▸ **Activity**: Every line below should be copied exactly; drop the pictures.

Collection entries:
_ _ _ _ _

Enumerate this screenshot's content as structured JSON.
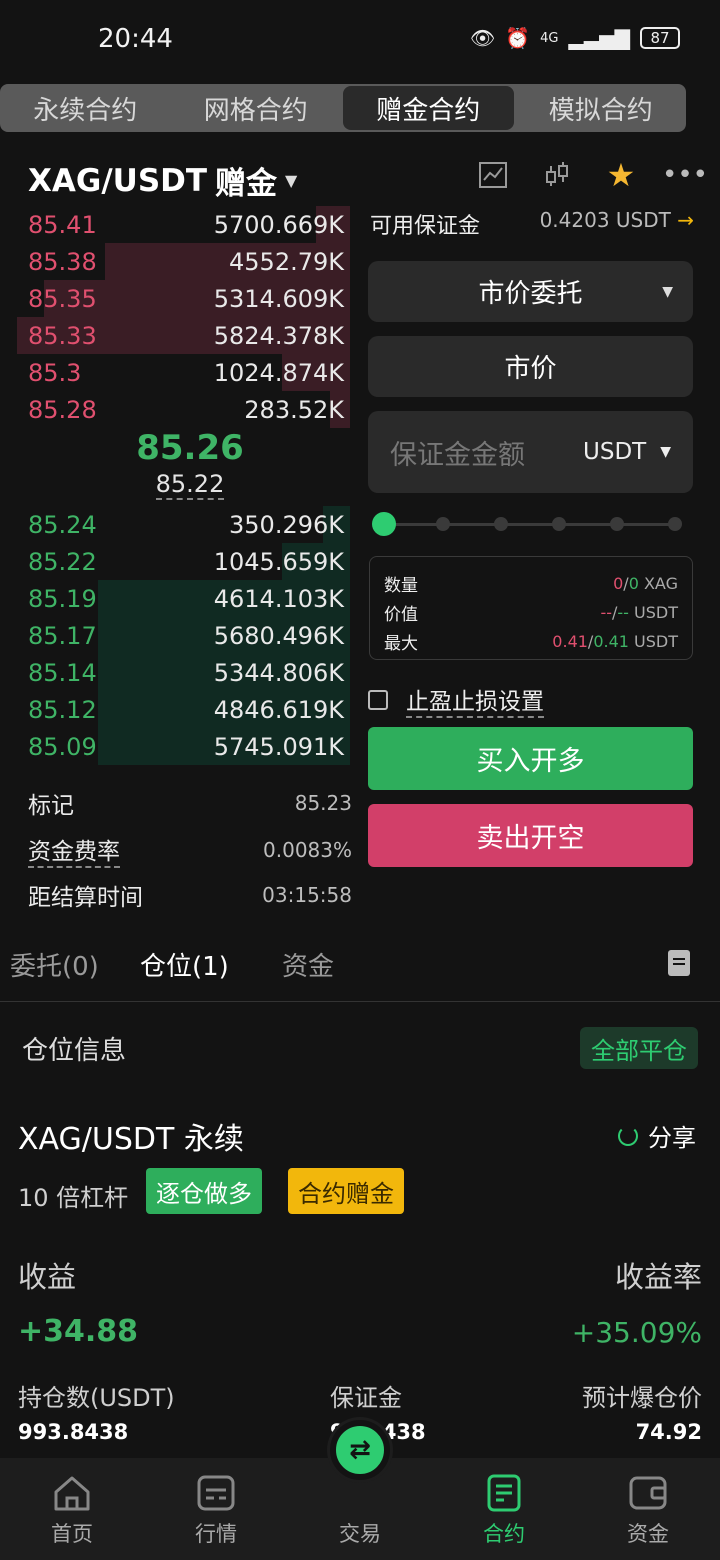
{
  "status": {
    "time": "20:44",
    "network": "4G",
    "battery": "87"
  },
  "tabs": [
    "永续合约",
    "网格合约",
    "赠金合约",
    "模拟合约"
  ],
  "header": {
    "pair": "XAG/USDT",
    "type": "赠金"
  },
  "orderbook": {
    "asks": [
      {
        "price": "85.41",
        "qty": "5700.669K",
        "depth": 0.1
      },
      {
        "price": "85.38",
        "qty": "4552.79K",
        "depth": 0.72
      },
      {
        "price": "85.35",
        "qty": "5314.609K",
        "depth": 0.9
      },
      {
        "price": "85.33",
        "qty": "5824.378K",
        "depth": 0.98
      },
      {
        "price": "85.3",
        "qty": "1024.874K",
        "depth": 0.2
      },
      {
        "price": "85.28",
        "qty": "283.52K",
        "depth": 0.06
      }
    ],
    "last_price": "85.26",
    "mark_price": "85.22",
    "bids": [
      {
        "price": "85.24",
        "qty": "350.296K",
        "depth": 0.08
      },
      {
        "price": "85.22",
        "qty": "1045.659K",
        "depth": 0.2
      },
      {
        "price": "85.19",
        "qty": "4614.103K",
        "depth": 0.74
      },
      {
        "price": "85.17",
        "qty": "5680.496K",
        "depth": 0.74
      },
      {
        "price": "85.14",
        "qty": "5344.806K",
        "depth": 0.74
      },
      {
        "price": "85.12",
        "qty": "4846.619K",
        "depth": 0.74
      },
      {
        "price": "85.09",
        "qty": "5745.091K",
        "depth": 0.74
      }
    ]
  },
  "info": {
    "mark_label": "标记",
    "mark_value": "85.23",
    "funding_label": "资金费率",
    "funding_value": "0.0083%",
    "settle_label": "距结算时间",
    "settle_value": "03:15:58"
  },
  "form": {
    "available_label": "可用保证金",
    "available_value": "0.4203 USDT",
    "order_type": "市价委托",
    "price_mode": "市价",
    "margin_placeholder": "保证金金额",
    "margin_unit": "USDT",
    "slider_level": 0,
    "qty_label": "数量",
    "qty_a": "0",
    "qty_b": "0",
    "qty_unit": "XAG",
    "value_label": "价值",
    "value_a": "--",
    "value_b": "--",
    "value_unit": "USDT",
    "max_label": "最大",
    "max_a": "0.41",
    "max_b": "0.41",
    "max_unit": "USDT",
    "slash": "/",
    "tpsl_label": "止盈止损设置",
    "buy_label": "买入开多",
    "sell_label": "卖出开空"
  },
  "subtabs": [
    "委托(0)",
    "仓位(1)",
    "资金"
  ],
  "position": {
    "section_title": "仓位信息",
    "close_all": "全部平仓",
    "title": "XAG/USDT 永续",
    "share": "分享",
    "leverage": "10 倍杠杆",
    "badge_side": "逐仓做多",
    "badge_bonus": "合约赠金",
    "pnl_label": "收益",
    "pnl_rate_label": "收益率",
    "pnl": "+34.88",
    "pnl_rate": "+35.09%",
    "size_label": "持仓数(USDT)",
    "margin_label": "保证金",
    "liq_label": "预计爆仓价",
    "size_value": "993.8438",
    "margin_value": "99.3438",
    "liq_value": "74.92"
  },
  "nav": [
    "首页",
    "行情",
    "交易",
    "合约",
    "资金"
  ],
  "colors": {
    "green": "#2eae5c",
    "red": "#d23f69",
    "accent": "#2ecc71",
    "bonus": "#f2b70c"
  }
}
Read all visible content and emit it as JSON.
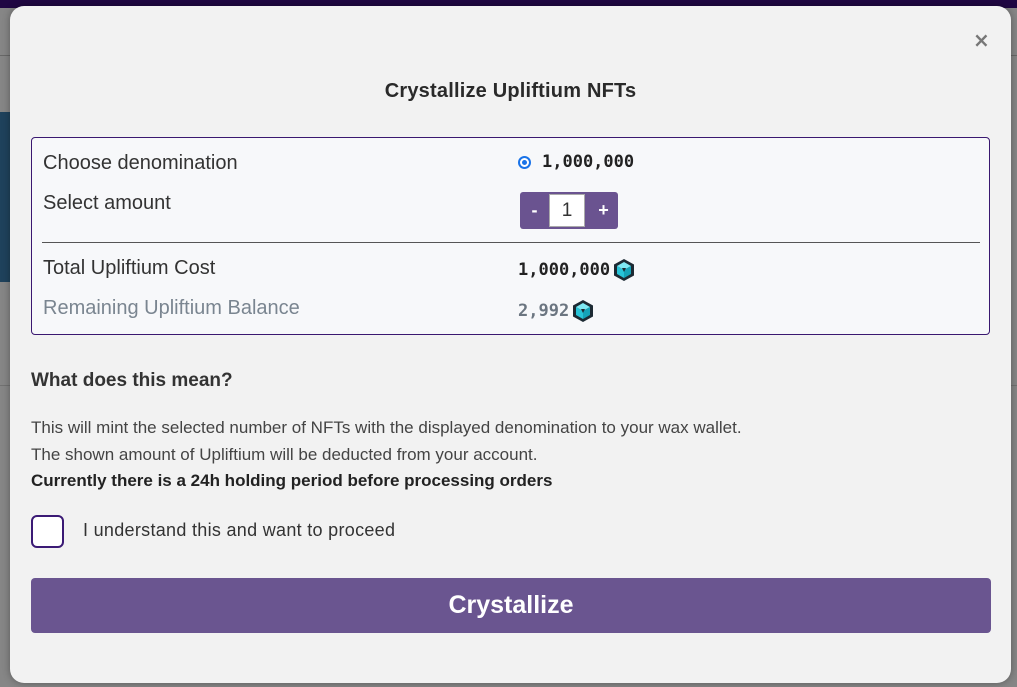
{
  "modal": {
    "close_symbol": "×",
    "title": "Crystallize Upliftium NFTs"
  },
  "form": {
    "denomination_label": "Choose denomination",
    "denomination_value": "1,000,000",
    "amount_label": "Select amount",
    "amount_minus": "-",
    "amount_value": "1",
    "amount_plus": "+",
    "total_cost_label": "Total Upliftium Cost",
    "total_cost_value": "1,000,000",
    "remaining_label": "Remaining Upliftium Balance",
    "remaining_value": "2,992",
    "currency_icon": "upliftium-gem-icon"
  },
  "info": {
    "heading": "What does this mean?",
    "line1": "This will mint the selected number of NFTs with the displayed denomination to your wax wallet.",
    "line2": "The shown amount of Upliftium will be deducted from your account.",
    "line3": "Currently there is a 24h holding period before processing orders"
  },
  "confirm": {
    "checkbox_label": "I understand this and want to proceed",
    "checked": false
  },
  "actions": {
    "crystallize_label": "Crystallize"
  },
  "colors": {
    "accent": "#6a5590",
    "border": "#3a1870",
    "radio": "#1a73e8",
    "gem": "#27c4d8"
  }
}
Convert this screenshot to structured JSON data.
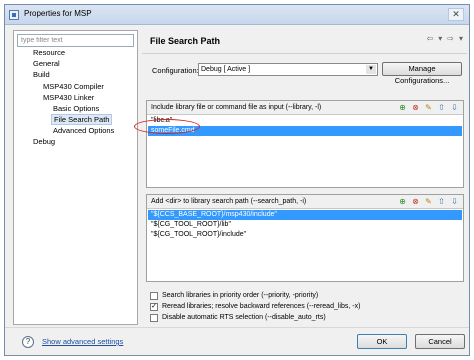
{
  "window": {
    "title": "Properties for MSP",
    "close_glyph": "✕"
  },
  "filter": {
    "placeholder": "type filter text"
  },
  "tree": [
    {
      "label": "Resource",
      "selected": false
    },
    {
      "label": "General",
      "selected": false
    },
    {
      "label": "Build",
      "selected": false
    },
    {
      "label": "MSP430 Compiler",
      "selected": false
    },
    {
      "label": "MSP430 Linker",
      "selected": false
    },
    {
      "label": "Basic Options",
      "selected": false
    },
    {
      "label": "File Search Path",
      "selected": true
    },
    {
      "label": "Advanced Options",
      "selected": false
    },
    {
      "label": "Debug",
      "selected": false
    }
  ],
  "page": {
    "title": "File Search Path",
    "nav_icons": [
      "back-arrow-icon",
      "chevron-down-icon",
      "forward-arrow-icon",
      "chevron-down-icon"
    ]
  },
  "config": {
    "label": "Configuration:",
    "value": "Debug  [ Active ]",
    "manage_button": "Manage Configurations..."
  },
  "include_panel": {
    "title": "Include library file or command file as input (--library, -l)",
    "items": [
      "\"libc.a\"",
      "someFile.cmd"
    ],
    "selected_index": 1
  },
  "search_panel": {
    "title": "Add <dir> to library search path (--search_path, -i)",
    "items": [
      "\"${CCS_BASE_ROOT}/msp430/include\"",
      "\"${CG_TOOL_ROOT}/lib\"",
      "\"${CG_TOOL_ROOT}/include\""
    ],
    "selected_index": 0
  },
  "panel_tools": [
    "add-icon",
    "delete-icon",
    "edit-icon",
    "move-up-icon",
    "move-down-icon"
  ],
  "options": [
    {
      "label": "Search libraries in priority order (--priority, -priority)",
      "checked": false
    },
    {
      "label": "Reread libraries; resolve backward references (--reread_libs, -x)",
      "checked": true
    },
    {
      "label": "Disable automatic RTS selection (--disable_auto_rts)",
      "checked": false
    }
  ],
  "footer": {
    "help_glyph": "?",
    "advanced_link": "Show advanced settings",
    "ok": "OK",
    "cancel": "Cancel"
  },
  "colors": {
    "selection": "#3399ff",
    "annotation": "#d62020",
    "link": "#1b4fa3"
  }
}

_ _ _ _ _

▸ **Solution to this task**:
Enumerate this screenshot's content as structured JSON.
{
  "status": {
    "time": "20:44",
    "network": "4G",
    "battery": "87"
  },
  "tabs": [
    "永续合约",
    "网格合约",
    "赠金合约",
    "模拟合约"
  ],
  "header": {
    "pair": "XAG/USDT",
    "type": "赠金"
  },
  "orderbook": {
    "asks": [
      {
        "price": "85.41",
        "qty": "5700.669K",
        "depth": 0.1
      },
      {
        "price": "85.38",
        "qty": "4552.79K",
        "depth": 0.72
      },
      {
        "price": "85.35",
        "qty": "5314.609K",
        "depth": 0.9
      },
      {
        "price": "85.33",
        "qty": "5824.378K",
        "depth": 0.98
      },
      {
        "price": "85.3",
        "qty": "1024.874K",
        "depth": 0.2
      },
      {
        "price": "85.28",
        "qty": "283.52K",
        "depth": 0.06
      }
    ],
    "last_price": "85.26",
    "mark_price": "85.22",
    "bids": [
      {
        "price": "85.24",
        "qty": "350.296K",
        "depth": 0.08
      },
      {
        "price": "85.22",
        "qty": "1045.659K",
        "depth": 0.2
      },
      {
        "price": "85.19",
        "qty": "4614.103K",
        "depth": 0.74
      },
      {
        "price": "85.17",
        "qty": "5680.496K",
        "depth": 0.74
      },
      {
        "price": "85.14",
        "qty": "5344.806K",
        "depth": 0.74
      },
      {
        "price": "85.12",
        "qty": "4846.619K",
        "depth": 0.74
      },
      {
        "price": "85.09",
        "qty": "5745.091K",
        "depth": 0.74
      }
    ]
  },
  "info": {
    "mark_label": "标记",
    "mark_value": "85.23",
    "funding_label": "资金费率",
    "funding_value": "0.0083%",
    "settle_label": "距结算时间",
    "settle_value": "03:15:58"
  },
  "form": {
    "available_label": "可用保证金",
    "available_value": "0.4203 USDT",
    "order_type": "市价委托",
    "price_mode": "市价",
    "margin_placeholder": "保证金金额",
    "margin_unit": "USDT",
    "slider_level": 0,
    "qty_label": "数量",
    "qty_a": "0",
    "qty_b": "0",
    "qty_unit": "XAG",
    "value_label": "价值",
    "value_a": "--",
    "value_b": "--",
    "value_unit": "USDT",
    "max_label": "最大",
    "max_a": "0.41",
    "max_b": "0.41",
    "max_unit": "USDT",
    "slash": "/",
    "tpsl_label": "止盈止损设置",
    "buy_label": "买入开多",
    "sell_label": "卖出开空"
  },
  "subtabs": [
    "委托(0)",
    "仓位(1)",
    "资金"
  ],
  "position": {
    "section_title": "仓位信息",
    "close_all": "全部平仓",
    "title": "XAG/USDT 永续",
    "share": "分享",
    "leverage": "10 倍杠杆",
    "badge_side": "逐仓做多",
    "badge_bonus": "合约赠金",
    "pnl_label": "收益",
    "pnl_rate_label": "收益率",
    "pnl": "+34.88",
    "pnl_rate": "+35.09%",
    "size_label": "持仓数(USDT)",
    "margin_label": "保证金",
    "liq_label": "预计爆仓价",
    "size_value": "993.8438",
    "margin_value": "99.3438",
    "liq_value": "74.92"
  },
  "nav": [
    "首页",
    "行情",
    "交易",
    "合约",
    "资金"
  ],
  "colors": {
    "green": "#2eae5c",
    "red": "#d23f69",
    "accent": "#2ecc71",
    "bonus": "#f2b70c"
  }
}
Read all visible content and emit it as JSON.
{
  "modal": {
    "close_symbol": "×",
    "title": "Crystallize Upliftium NFTs"
  },
  "form": {
    "denomination_label": "Choose denomination",
    "denomination_value": "1,000,000",
    "amount_label": "Select amount",
    "amount_minus": "-",
    "amount_value": "1",
    "amount_plus": "+",
    "total_cost_label": "Total Upliftium Cost",
    "total_cost_value": "1,000,000",
    "remaining_label": "Remaining Upliftium Balance",
    "remaining_value": "2,992",
    "currency_icon": "upliftium-gem-icon"
  },
  "info": {
    "heading": "What does this mean?",
    "line1": "This will mint the selected number of NFTs with the displayed denomination to your wax wallet.",
    "line2": "The shown amount of Upliftium will be deducted from your account.",
    "line3": "Currently there is a 24h holding period before processing orders"
  },
  "confirm": {
    "checkbox_label": "I understand this and want to proceed",
    "checked": false
  },
  "actions": {
    "crystallize_label": "Crystallize"
  },
  "colors": {
    "accent": "#6a5590",
    "border": "#3a1870",
    "radio": "#1a73e8",
    "gem": "#27c4d8"
  }
}
Convert this screenshot to structured JSON data.
{
  "window": {
    "title": "Properties for MSP",
    "close_glyph": "✕"
  },
  "filter": {
    "placeholder": "type filter text"
  },
  "tree": [
    {
      "label": "Resource",
      "selected": false
    },
    {
      "label": "General",
      "selected": false
    },
    {
      "label": "Build",
      "selected": false
    },
    {
      "label": "MSP430 Compiler",
      "selected": false
    },
    {
      "label": "MSP430 Linker",
      "selected": false
    },
    {
      "label": "Basic Options",
      "selected": false
    },
    {
      "label": "File Search Path",
      "selected": true
    },
    {
      "label": "Advanced Options",
      "selected": false
    },
    {
      "label": "Debug",
      "selected": false
    }
  ],
  "page": {
    "title": "File Search Path",
    "nav_icons": [
      "back-arrow-icon",
      "chevron-down-icon",
      "forward-arrow-icon",
      "chevron-down-icon"
    ]
  },
  "config": {
    "label": "Configuration:",
    "value": "Debug  [ Active ]",
    "manage_button": "Manage Configurations..."
  },
  "include_panel": {
    "title": "Include library file or command file as input (--library, -l)",
    "items": [
      "\"libc.a\"",
      "someFile.cmd"
    ],
    "selected_index": 1
  },
  "search_panel": {
    "title": "Add <dir> to library search path (--search_path, -i)",
    "items": [
      "\"${CCS_BASE_ROOT}/msp430/include\"",
      "\"${CG_TOOL_ROOT}/lib\"",
      "\"${CG_TOOL_ROOT}/include\""
    ],
    "selected_index": 0
  },
  "panel_tools": [
    "add-icon",
    "delete-icon",
    "edit-icon",
    "move-up-icon",
    "move-down-icon"
  ],
  "options": [
    {
      "label": "Search libraries in priority order (--priority, -priority)",
      "checked": false
    },
    {
      "label": "Reread libraries; resolve backward references (--reread_libs, -x)",
      "checked": true
    },
    {
      "label": "Disable automatic RTS selection (--disable_auto_rts)",
      "checked": false
    }
  ],
  "footer": {
    "help_glyph": "?",
    "advanced_link": "Show advanced settings",
    "ok": "OK",
    "cancel": "Cancel"
  },
  "colors": {
    "selection": "#3399ff",
    "annotation": "#d62020",
    "link": "#1b4fa3"
  }
}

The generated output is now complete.